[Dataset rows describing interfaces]
* * * * * * *

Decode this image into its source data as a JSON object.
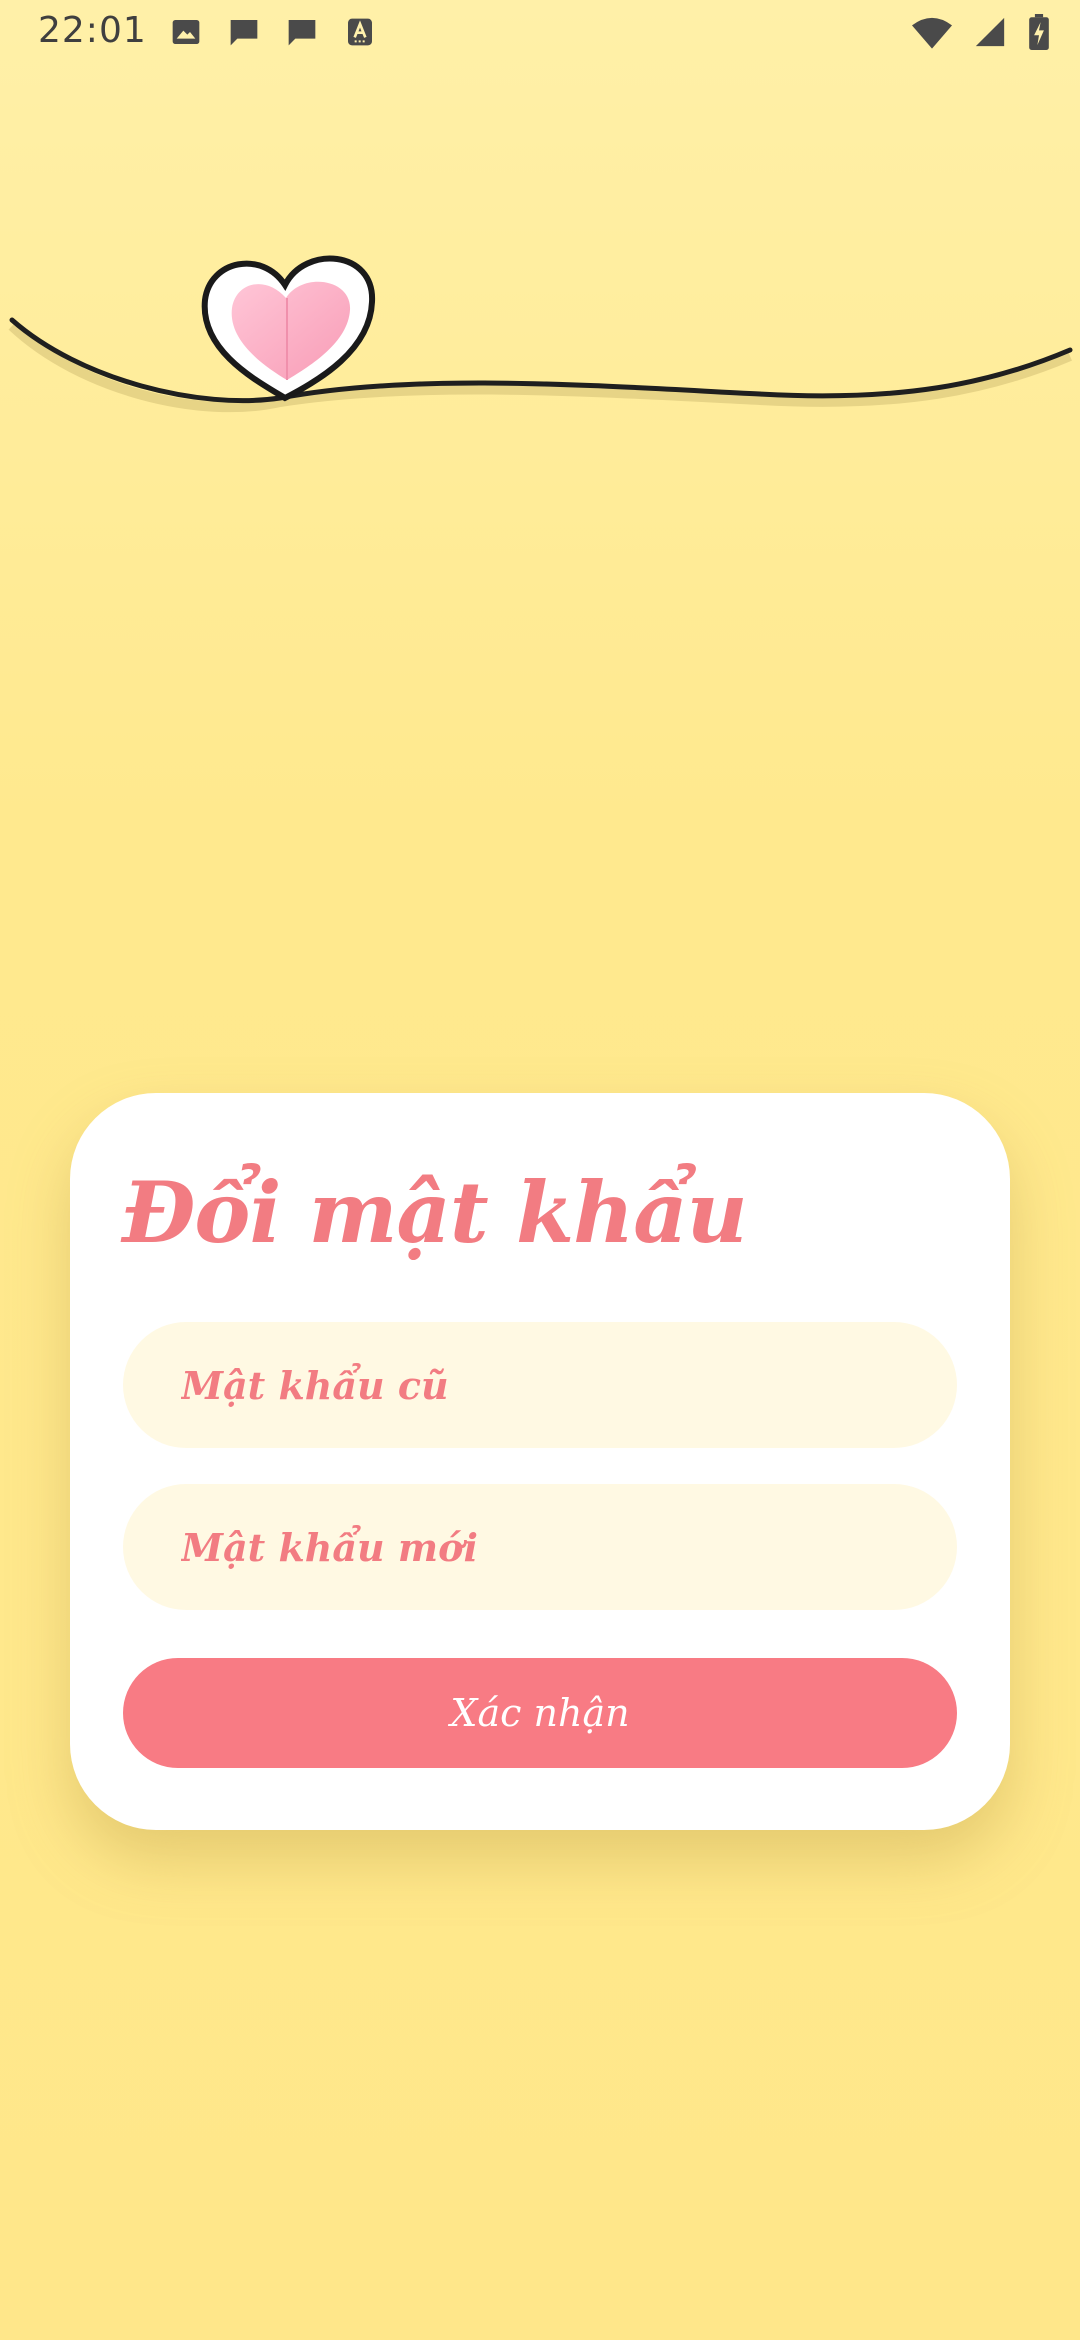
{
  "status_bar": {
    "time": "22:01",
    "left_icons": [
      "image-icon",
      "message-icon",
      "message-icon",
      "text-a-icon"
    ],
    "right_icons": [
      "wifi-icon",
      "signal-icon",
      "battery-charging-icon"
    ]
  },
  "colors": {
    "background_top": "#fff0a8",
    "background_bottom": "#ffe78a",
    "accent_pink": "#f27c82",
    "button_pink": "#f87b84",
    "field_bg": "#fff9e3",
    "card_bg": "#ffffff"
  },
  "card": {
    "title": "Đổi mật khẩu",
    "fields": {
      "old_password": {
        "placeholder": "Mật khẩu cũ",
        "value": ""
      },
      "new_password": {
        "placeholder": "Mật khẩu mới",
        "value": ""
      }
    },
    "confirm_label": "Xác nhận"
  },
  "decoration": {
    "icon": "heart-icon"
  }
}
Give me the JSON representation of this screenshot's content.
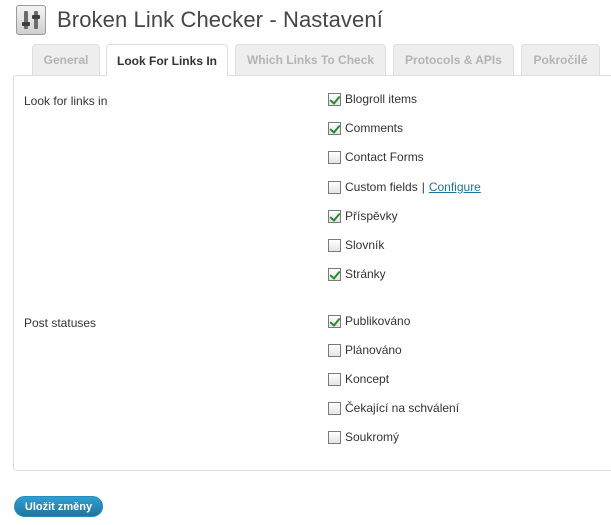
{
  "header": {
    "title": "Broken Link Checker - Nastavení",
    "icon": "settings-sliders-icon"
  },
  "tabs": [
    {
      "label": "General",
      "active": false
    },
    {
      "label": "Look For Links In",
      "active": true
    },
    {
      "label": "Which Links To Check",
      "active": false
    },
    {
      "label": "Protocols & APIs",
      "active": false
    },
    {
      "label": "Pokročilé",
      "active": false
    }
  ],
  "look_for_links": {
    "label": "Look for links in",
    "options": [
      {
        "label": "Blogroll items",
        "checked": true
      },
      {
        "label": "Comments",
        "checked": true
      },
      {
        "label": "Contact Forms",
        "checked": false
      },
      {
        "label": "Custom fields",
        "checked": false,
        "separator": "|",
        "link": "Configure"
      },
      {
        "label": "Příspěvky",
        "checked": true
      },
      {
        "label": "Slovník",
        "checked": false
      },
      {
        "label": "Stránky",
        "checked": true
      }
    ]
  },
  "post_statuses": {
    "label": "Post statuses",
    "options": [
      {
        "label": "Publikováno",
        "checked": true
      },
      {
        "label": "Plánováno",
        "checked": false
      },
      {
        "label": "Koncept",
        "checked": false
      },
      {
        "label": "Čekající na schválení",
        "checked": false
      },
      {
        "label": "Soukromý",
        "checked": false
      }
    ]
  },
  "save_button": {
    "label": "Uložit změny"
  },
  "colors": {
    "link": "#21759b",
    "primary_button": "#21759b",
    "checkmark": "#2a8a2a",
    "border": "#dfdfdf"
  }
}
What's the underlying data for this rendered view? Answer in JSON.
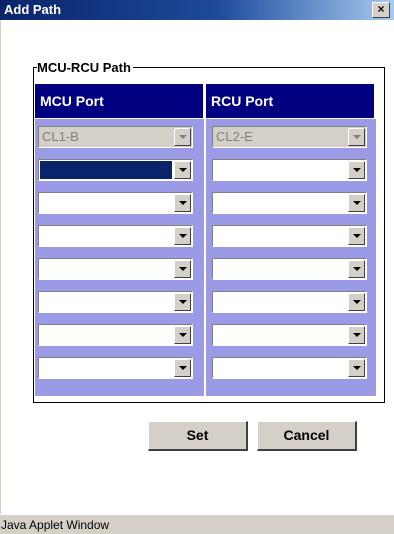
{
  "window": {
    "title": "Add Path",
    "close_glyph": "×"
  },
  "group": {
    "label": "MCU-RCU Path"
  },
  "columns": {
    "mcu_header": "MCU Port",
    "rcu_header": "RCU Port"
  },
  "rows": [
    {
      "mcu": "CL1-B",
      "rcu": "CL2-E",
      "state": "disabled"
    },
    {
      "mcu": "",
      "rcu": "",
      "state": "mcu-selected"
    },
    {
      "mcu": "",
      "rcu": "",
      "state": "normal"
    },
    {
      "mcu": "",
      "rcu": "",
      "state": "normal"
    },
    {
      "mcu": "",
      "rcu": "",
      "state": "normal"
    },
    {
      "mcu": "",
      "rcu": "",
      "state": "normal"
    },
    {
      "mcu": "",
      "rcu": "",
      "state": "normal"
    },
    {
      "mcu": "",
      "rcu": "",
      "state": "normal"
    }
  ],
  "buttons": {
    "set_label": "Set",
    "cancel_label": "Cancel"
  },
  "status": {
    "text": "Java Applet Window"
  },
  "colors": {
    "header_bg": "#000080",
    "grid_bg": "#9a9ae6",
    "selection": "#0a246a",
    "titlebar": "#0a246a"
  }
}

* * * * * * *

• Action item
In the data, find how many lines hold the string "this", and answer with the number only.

• Answer space
3